WHAT NEEDS TO BE DONE: Repeat the full listing that follows, word for word.

PROVIDED ENTRIES:
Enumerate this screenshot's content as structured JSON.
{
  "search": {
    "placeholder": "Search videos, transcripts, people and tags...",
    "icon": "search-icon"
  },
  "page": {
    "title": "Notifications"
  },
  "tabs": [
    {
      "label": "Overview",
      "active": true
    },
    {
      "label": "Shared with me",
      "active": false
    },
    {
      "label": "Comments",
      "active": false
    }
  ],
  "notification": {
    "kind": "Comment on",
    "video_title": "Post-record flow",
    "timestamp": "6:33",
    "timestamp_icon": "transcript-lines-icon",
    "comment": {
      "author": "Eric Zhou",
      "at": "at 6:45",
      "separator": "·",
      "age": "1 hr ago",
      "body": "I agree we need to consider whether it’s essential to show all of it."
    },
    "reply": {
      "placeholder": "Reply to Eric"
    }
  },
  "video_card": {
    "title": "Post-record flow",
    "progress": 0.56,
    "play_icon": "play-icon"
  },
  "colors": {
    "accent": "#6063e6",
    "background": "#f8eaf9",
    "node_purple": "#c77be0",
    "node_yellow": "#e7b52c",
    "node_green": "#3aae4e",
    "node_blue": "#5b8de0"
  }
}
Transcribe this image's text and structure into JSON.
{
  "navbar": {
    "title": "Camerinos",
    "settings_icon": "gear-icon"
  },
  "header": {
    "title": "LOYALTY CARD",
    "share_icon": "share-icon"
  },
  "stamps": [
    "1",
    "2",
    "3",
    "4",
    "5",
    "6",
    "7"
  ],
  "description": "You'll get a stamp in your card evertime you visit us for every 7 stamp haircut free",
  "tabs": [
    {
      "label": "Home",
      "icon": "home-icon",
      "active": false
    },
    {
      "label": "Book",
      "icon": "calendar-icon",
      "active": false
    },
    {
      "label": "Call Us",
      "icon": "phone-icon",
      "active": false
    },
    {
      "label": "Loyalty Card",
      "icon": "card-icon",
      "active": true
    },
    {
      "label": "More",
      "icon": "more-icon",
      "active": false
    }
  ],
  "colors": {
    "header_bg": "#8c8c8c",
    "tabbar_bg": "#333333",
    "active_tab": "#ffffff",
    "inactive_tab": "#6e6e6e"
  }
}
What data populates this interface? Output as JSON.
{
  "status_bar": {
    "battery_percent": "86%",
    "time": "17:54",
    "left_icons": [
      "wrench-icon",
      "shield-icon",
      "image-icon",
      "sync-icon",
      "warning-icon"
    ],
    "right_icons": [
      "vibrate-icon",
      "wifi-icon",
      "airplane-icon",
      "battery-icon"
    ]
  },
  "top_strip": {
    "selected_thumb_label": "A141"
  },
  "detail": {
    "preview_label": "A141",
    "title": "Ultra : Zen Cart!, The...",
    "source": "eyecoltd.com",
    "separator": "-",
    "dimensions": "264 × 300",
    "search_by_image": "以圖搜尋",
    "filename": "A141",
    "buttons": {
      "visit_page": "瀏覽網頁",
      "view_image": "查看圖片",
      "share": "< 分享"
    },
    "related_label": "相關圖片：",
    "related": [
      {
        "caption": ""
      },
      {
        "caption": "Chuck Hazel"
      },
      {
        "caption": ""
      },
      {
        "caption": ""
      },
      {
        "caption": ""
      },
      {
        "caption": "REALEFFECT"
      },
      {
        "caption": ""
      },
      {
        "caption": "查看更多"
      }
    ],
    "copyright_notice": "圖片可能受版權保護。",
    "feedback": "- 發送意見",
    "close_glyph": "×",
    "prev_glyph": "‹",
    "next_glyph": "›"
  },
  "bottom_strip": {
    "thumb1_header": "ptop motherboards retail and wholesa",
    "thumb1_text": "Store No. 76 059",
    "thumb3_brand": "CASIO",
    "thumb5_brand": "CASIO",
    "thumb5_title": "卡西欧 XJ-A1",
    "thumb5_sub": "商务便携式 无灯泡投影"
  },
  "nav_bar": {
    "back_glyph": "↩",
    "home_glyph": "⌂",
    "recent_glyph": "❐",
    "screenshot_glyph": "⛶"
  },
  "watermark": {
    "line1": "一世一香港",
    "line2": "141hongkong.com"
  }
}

RESPONSE AREA:
Enumerate this screenshot's content as structured JSON.
{
  "search": {
    "placeholder": "Search videos, transcripts, people and tags...",
    "icon": "search-icon"
  },
  "page": {
    "title": "Notifications"
  },
  "tabs": [
    {
      "label": "Overview",
      "active": true
    },
    {
      "label": "Shared with me",
      "active": false
    },
    {
      "label": "Comments",
      "active": false
    }
  ],
  "notification": {
    "kind": "Comment on",
    "video_title": "Post-record flow",
    "timestamp": "6:33",
    "timestamp_icon": "transcript-lines-icon",
    "comment": {
      "author": "Eric Zhou",
      "at": "at 6:45",
      "separator": "·",
      "age": "1 hr ago",
      "body": "I agree we need to consider whether it’s essential to show all of it."
    },
    "reply": {
      "placeholder": "Reply to Eric"
    }
  },
  "video_card": {
    "title": "Post-record flow",
    "progress": 0.56,
    "play_icon": "play-icon"
  },
  "colors": {
    "accent": "#6063e6",
    "background": "#f8eaf9",
    "node_purple": "#c77be0",
    "node_yellow": "#e7b52c",
    "node_green": "#3aae4e",
    "node_blue": "#5b8de0"
  }
}
Transcribe this image's text and structure into JSON.
{
  "navbar": {
    "title": "Camerinos",
    "settings_icon": "gear-icon"
  },
  "header": {
    "title": "LOYALTY CARD",
    "share_icon": "share-icon"
  },
  "stamps": [
    "1",
    "2",
    "3",
    "4",
    "5",
    "6",
    "7"
  ],
  "description": "You'll get a stamp in your card evertime you visit us for every 7 stamp haircut free",
  "tabs": [
    {
      "label": "Home",
      "icon": "home-icon",
      "active": false
    },
    {
      "label": "Book",
      "icon": "calendar-icon",
      "active": false
    },
    {
      "label": "Call Us",
      "icon": "phone-icon",
      "active": false
    },
    {
      "label": "Loyalty Card",
      "icon": "card-icon",
      "active": true
    },
    {
      "label": "More",
      "icon": "more-icon",
      "active": false
    }
  ],
  "colors": {
    "header_bg": "#8c8c8c",
    "tabbar_bg": "#333333",
    "active_tab": "#ffffff",
    "inactive_tab": "#6e6e6e"
  }
}
What data populates this interface? Output as JSON.
{
  "status_bar": {
    "battery_percent": "86%",
    "time": "17:54",
    "left_icons": [
      "wrench-icon",
      "shield-icon",
      "image-icon",
      "sync-icon",
      "warning-icon"
    ],
    "right_icons": [
      "vibrate-icon",
      "wifi-icon",
      "airplane-icon",
      "battery-icon"
    ]
  },
  "top_strip": {
    "selected_thumb_label": "A141"
  },
  "detail": {
    "preview_label": "A141",
    "title": "Ultra : Zen Cart!, The...",
    "source": "eyecoltd.com",
    "separator": "-",
    "dimensions": "264 × 300",
    "search_by_image": "以圖搜尋",
    "filename": "A141",
    "buttons": {
      "visit_page": "瀏覽網頁",
      "view_image": "查看圖片",
      "share": "< 分享"
    },
    "related_label": "相關圖片：",
    "related": [
      {
        "caption": ""
      },
      {
        "caption": "Chuck Hazel"
      },
      {
        "caption": ""
      },
      {
        "caption": ""
      },
      {
        "caption": ""
      },
      {
        "caption": "REALEFFECT"
      },
      {
        "caption": ""
      },
      {
        "caption": "查看更多"
      }
    ],
    "copyright_notice": "圖片可能受版權保護。",
    "feedback": "- 發送意見",
    "close_glyph": "×",
    "prev_glyph": "‹",
    "next_glyph": "›"
  },
  "bottom_strip": {
    "thumb1_header": "ptop motherboards retail and wholesa",
    "thumb1_text": "Store No. 76 059",
    "thumb3_brand": "CASIO",
    "thumb5_brand": "CASIO",
    "thumb5_title": "卡西欧 XJ-A1",
    "thumb5_sub": "商务便携式 无灯泡投影"
  },
  "nav_bar": {
    "back_glyph": "↩",
    "home_glyph": "⌂",
    "recent_glyph": "❐",
    "screenshot_glyph": "⛶"
  },
  "watermark": {
    "line1": "一世一香港",
    "line2": "141hongkong.com"
  }
}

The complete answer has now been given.